A sentence can have more than one verb.

Before Annie sat, she spoke to her mother.

He looked for true love and eventually found it.

Verbs can be helping verbs, i.e., they help another verb.

John will graduate.

John won’t graduate.

John can graduate.

John must graduate.

Notice how each helping verb clarifies the verb and helps make the meaning clearer.

Verbs indicate action, and action can take place at different times. For example, action can happen yesterday, today, or tomorrow, or it can be ongoing. To indicate the difference, verbs take on different tenses.

Present Tense Regular Verbs:

This is action that is happening now.

First Person I run

Second Person You run

Third Person(s) He or she runs

They or we run

First Person I study

Second Person You study

Third Person(s) He or she studies

They or we study

The third person singular requires the addition of an ‘s’ or an ‘es.’The first person and the third persons remain the same.

For example

I wake up He wakes up

You wake up She wakes up

They do very well He does very well

I do very well

Irregular Verbs:

Irregular verbs are simply that – irregular. They have different rules.

First Person I am

Second Person You are

Third Person(s) He or she is

They or we are

First Person I have

Second Person You have

Third Person(s) He or she has

They or we have

Since irregular verbs have no clear rules, the only way to learn them is to become familiar with them.

Example of Irregular Verb Usage: Present, Past, and Past Perfect Tense

Present: I go the school today.

Past: I went to school yesterday.

Past Perfect: I had gone to school before I remembered my homework.

Present: I sing in the choir.

Past: I sang in the choir.

Past Perfect: I had sung in the choir.

Future Tense:

Sometimes, the action has not taken place but will take place at a later, future date.

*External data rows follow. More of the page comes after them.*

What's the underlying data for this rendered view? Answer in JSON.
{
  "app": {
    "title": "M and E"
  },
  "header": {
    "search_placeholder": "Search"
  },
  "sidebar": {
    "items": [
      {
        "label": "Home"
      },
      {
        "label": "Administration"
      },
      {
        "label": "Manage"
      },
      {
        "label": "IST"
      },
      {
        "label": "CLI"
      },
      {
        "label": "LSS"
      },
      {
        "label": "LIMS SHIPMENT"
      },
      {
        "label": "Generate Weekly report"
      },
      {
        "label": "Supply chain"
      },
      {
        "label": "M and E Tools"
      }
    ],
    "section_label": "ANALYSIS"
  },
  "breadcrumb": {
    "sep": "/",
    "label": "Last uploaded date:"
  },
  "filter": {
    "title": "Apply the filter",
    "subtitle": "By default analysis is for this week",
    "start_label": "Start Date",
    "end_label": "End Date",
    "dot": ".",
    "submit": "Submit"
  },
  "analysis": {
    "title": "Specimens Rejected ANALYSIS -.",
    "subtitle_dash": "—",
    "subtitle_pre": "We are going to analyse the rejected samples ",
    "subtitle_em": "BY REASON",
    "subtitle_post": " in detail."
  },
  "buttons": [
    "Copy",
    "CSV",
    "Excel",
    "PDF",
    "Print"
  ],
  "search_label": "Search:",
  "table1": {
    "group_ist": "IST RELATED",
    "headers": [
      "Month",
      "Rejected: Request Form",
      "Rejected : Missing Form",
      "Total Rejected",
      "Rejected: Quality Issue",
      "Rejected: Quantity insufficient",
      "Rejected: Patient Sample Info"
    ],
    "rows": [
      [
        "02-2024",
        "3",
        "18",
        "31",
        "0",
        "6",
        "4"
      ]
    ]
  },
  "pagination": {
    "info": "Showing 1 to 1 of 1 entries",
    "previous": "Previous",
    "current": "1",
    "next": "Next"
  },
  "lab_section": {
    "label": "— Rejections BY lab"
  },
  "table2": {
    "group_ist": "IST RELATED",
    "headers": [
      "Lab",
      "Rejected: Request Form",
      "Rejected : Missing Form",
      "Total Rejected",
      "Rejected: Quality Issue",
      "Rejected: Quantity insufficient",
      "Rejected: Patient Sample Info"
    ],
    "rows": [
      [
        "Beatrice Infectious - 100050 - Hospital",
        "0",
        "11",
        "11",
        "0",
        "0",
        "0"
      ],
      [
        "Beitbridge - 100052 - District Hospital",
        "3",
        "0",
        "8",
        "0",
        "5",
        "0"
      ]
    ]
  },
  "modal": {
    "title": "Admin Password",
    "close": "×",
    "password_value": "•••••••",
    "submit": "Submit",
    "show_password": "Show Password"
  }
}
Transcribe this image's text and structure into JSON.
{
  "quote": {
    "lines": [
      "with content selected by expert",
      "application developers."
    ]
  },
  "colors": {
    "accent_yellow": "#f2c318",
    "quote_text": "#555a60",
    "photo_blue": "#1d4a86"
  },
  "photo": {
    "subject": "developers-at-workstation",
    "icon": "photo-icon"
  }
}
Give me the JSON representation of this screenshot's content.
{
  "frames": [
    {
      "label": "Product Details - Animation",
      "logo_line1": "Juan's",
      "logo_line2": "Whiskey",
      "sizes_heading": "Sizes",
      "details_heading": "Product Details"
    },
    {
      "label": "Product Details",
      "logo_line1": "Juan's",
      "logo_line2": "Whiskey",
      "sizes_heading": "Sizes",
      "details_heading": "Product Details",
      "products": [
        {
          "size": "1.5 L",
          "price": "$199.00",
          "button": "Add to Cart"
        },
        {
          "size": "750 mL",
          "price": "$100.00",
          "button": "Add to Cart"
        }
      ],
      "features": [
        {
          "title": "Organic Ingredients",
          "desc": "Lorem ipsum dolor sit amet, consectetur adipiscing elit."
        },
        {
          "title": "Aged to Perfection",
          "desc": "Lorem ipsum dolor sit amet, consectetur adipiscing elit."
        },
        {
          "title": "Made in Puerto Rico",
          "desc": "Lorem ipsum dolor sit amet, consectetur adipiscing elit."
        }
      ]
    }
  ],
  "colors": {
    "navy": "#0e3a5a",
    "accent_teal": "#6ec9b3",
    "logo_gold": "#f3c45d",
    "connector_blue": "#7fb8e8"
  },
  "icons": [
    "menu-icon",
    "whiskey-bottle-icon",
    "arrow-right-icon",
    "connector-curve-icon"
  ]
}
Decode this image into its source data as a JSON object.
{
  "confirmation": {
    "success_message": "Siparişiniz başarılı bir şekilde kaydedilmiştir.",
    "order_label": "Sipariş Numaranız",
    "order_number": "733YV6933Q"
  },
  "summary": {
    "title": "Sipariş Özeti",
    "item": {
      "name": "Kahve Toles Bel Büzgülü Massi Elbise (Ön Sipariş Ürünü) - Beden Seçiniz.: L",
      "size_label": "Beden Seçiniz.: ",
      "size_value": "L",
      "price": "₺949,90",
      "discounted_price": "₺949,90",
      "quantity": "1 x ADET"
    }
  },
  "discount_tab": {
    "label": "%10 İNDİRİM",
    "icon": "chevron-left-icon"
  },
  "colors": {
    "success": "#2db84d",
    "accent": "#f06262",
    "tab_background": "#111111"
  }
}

Future: Mark will sell his car.

Future Perfect: Mark will have sold his car before he leaves for college.

Future: George will go to work.

Future Perfect: Mark will have gone to work by the time the children are awake.

Past Tense and Past Perfect Tense

The past tense is used for an action that has already taken place.

The past perfect is used for an action that took place Before another action took place.

For example:

Mary worked for the company. (past – Mary used to work there.)

Mary had worked for the company before she retired. (retired is a past tense; had worked is past perfect because the action happened Before the past action)

Noun/Verb Coordination:

A singular noun takes a singular verb, and a plural noun takes a plural verb. However, it is not always clear whether the noun is plural or singular.

For example:

The designs are beautiful.

The design is beautiful.

The design of the buildings is beautiful.

Their thick skin is easier to peel than some other oranges.

All of the meat is gone.

In the third example, the subject noun is design, which is singular and therefore has a singular verb.

In the fourth example, the verb ‘is’ refers to the noun ‘skin.’

In the fifth example, meat is a singular noun.

Coordinating the noun to the verb can get tricky.

For example:

The problem was the cars that blocked the driveway.

The singular verb was in this instance refers to the word problem, a singular noun, and not the plural noun cars. Make sure you know to what the verb is referring.

The meal that the children ate was delicious.

The singular verb was refers to the singular noun meal.

The problem was the cars that were blocking the driveway.

Note: Was refers to problem, and were refers to cars.

To keeps it interesting,